Freddie Gibbs should be more famous than he is. He’s had label issues. He’s had distribution issues. He’s been signed and dropped and cosigned and ignored. But Gibbs’ real conundrum is that he’s uncompromising. He didn’t abate when teamed up with creative talent like Madlib. Gibbs’ personality dominated the pair of MadGibbs EPs that the duo released. Gibbs’ drive makes ESGN – Evil Seeds Grow Naturally a bracing record. It also makes Gibbs virtually unmarketable in this generation’s world of rap, which increasingly hinges on musical flexibility.
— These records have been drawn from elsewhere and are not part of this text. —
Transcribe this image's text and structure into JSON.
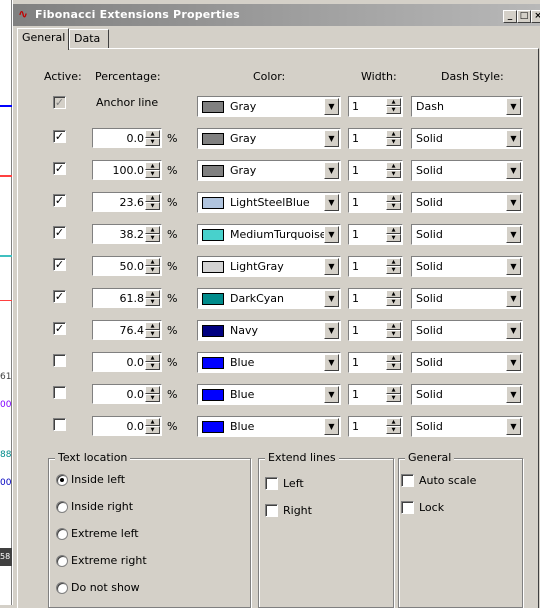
{
  "window": {
    "title": "Fibonacci Extensions Properties",
    "buttons": [
      "_",
      "□",
      "×"
    ]
  },
  "tabs": [
    {
      "label": "General",
      "active": true
    },
    {
      "label": "Data",
      "active": false
    }
  ],
  "headers": {
    "active": "Active:",
    "percentage": "Percentage:",
    "color": "Color:",
    "width": "Width:",
    "dash_style": "Dash Style:"
  },
  "anchor": {
    "label": "Anchor line",
    "checked": true,
    "disabled": true,
    "color": {
      "name": "Gray",
      "hex": "#808080"
    },
    "width": "1",
    "dash": "Dash"
  },
  "levels": [
    {
      "checked": true,
      "value": "0.0",
      "color": {
        "name": "Gray",
        "hex": "#808080"
      },
      "width": "1",
      "dash": "Solid"
    },
    {
      "checked": true,
      "value": "100.0",
      "color": {
        "name": "Gray",
        "hex": "#808080"
      },
      "width": "1",
      "dash": "Solid"
    },
    {
      "checked": true,
      "value": "23.6",
      "color": {
        "name": "LightSteelBlue",
        "hex": "#b0c4de"
      },
      "width": "1",
      "dash": "Solid"
    },
    {
      "checked": true,
      "value": "38.2",
      "color": {
        "name": "MediumTurquoise",
        "hex": "#48d1cc"
      },
      "width": "1",
      "dash": "Solid"
    },
    {
      "checked": true,
      "value": "50.0",
      "color": {
        "name": "LightGray",
        "hex": "#d3d3d3"
      },
      "width": "1",
      "dash": "Solid"
    },
    {
      "checked": true,
      "value": "61.8",
      "color": {
        "name": "DarkCyan",
        "hex": "#008b8b"
      },
      "width": "1",
      "dash": "Solid"
    },
    {
      "checked": true,
      "value": "76.4",
      "color": {
        "name": "Navy",
        "hex": "#000080"
      },
      "width": "1",
      "dash": "Solid"
    },
    {
      "checked": false,
      "value": "0.0",
      "color": {
        "name": "Blue",
        "hex": "#0000ff"
      },
      "width": "1",
      "dash": "Solid"
    },
    {
      "checked": false,
      "value": "0.0",
      "color": {
        "name": "Blue",
        "hex": "#0000ff"
      },
      "width": "1",
      "dash": "Solid"
    },
    {
      "checked": false,
      "value": "0.0",
      "color": {
        "name": "Blue",
        "hex": "#0000ff"
      },
      "width": "1",
      "dash": "Solid"
    }
  ],
  "percent_symbol": "%",
  "text_location": {
    "title": "Text location",
    "options": [
      {
        "label": "Inside left",
        "selected": true
      },
      {
        "label": "Inside right",
        "selected": false
      },
      {
        "label": "Extreme left",
        "selected": false
      },
      {
        "label": "Extreme right",
        "selected": false
      },
      {
        "label": "Do not show",
        "selected": false
      }
    ]
  },
  "extend_lines": {
    "title": "Extend lines",
    "options": [
      {
        "label": "Left",
        "checked": false
      },
      {
        "label": "Right",
        "checked": false
      }
    ]
  },
  "general": {
    "title": "General",
    "options": [
      {
        "label": "Auto scale",
        "checked": false
      },
      {
        "label": "Lock",
        "checked": false
      }
    ]
  },
  "chart_strip": {
    "labels": [
      "61",
      "00",
      "88",
      "00",
      "58"
    ]
  },
  "colors": {
    "titlebar_start": "#808080",
    "titlebar_end": "#b8b8b8",
    "dialog_bg": "#d4d0c8"
  }
}
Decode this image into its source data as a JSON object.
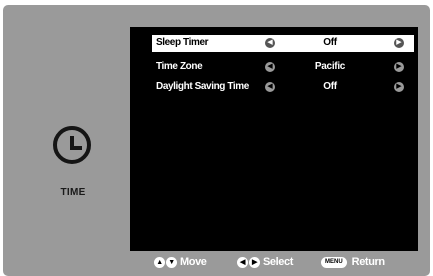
{
  "side": {
    "icon": "clock-icon",
    "label": "TIME"
  },
  "menu": {
    "rows": [
      {
        "label": "Sleep Timer",
        "value": "Off",
        "selected": true
      },
      {
        "label": "Time Zone",
        "value": "Pacific",
        "selected": false
      },
      {
        "label": "Daylight Saving Time",
        "value": "Off",
        "selected": false
      }
    ]
  },
  "footer": {
    "move_label": "Move",
    "select_label": "Select",
    "menu_key": "MENU",
    "return_label": "Return"
  },
  "colors": {
    "frame": "#9a9a9a",
    "panel": "#000000",
    "selected_row": "#ffffff"
  }
}
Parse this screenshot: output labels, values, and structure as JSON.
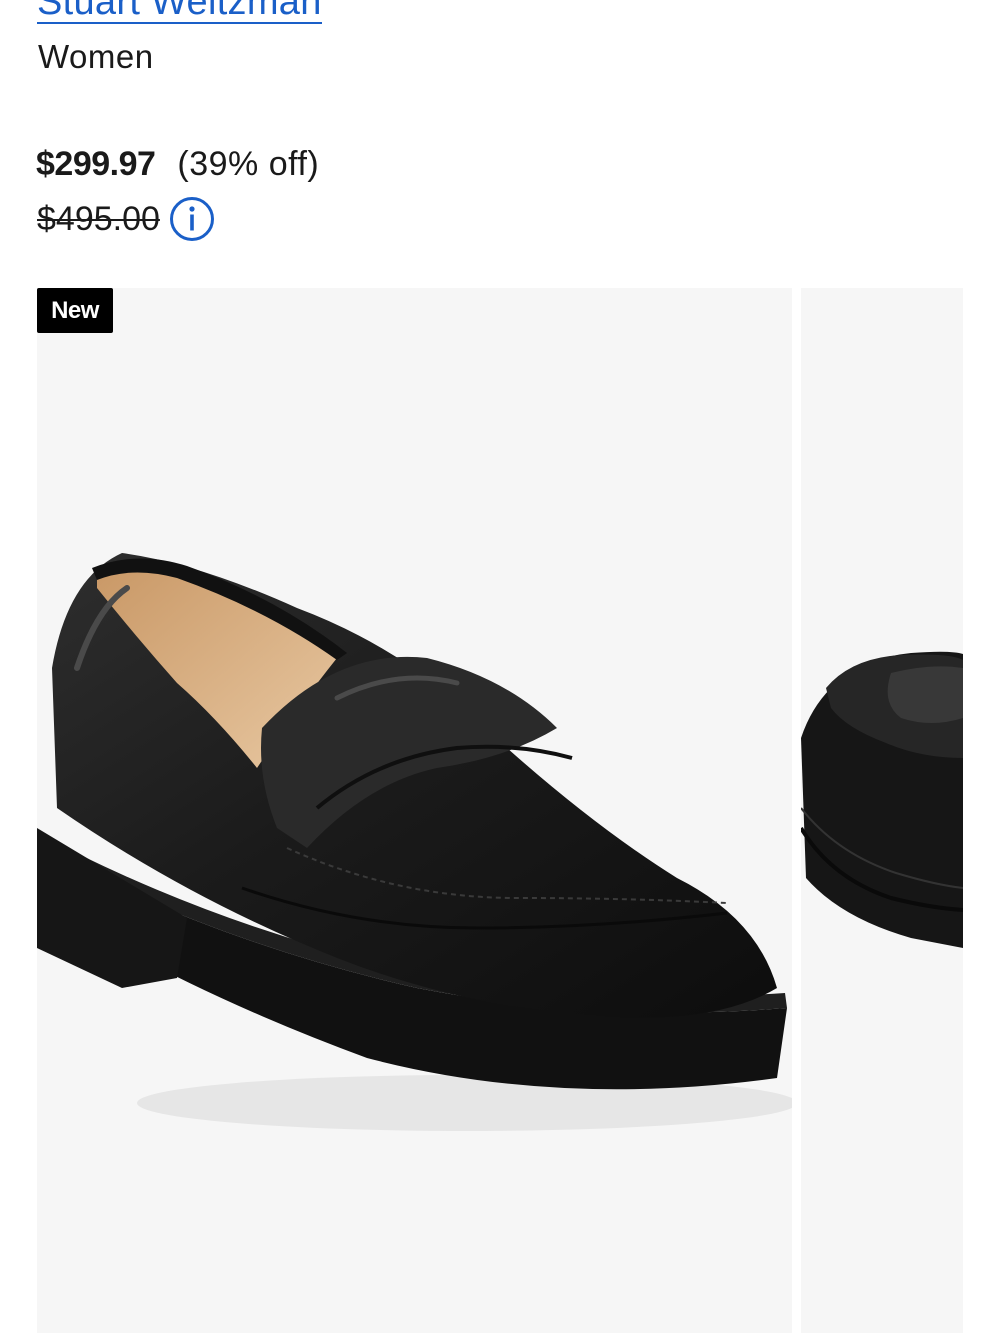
{
  "product": {
    "brand": "Stuart Weitzman",
    "category": "Women",
    "badge": "New"
  },
  "pricing": {
    "sale_price": "$299.97",
    "discount": "(39% off)",
    "original_price": "$495.00"
  },
  "gallery": {
    "images": [
      "loafer-three-quarter-view",
      "loafer-front-view"
    ],
    "current_index": 0
  },
  "colors": {
    "link": "#1a5fc8",
    "badge_bg": "#000000",
    "image_bg": "#f6f6f6"
  },
  "icons": {
    "price_info": "info-circle-icon"
  }
}
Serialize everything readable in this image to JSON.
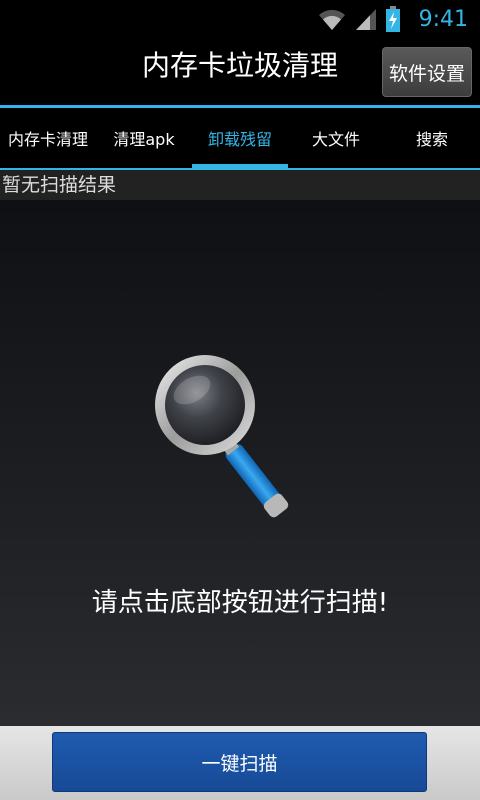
{
  "status_bar": {
    "time": "9:41",
    "icons": [
      "wifi-icon",
      "signal-icon",
      "battery-charging-icon"
    ],
    "accent_color": "#33b5e5"
  },
  "header": {
    "title": "内存卡垃圾清理",
    "settings_label": "软件设置"
  },
  "tabs": [
    {
      "label": "内存卡清理",
      "active": false
    },
    {
      "label": "清理apk",
      "active": false
    },
    {
      "label": "卸载残留",
      "active": true
    },
    {
      "label": "大文件",
      "active": false
    },
    {
      "label": "搜索",
      "active": false
    }
  ],
  "results": {
    "empty_label": "暂无扫描结果"
  },
  "main": {
    "illustration_icon": "magnifier-icon",
    "hint": "请点击底部按钮进行扫描!"
  },
  "footer": {
    "scan_label": "一键扫描",
    "button_color": "#1a519f"
  }
}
That said, Gibbs probably doesn’t care about fame after all. The Indiana native carved out acclaim within his niche in a temperamental industry without concessions. In that niche, he’s a staunch workman’s rapper with an impeccable cadence, able to spit polyrhythmic internal rhymes with both alacrity and enunciation. Where with a lesser rapper, “The Real G Money” could turn into word soup. Gibbs’ flow is clean and practiced enough to sound like he’s giving speech lessons. With that inimitable voice, he could easily gain radio play by throwing out a clean-language, mid-tempo track like “Changes” or “California Love”, but when ESGN opens with Lil Sodi using “nigga” in the same way tweens use “like,” it becomes obvious that such a concession isn’t likely.
Part of that may be because of how ESGN in particular and Gibbs in general function as throwbacks. His productions are smooth, insistent West Coast productions that attempt to darken the corners of every Death Row Records album from the mid-90s. Tracks like “Lay It Down” and “One Eighty Seven” are bone-scraped and minimalist, like a soundtrack to Suge Knight’s life.
Gibbs maximizes his skill in service to these tracks as an L.A.-style blunted rapper (“I Seen A Man Die”) and a Midwest-style double-timed spitter (“The Real G Money”). His mic skills are paralleled by few; he can switch between his various modes instantaneously and without sacrificing clarity, a skill only gained with patience, practice, and raw talent. Gibbs’ vicious baritone delivery is the sound of a hood-raised doctoral candidate: clean delivery in the service of dirty deeds. “One Eighty Seven” is a perfect representation, a brutal sex anthem conducted in classic cars: “Hotbox my Chevy we posted up for the smoking section/ Won’t take your chick out to dinner but I eat that bitch for breakfast.”
Gibbs’ EPs and mixtapes tend to run long, and ESGN – at 19 tracks — is no exception. The length is a weakness. The bleakness of Gibbs’ world, even when it’s going well, can leave you gasping. The shock is somewhat lost in the number of tracks. In the scheme of the album, it’s a minor quibble. ESGN digs new paths through rap’s hallowed grounds. It may not be the crossover success that those who ride for Gibbs would love to see, but it doesn’t diminish this excellent record.
Essential Tracks: “The Real G Money”, “I Seen A Man Die”, and “9mm”.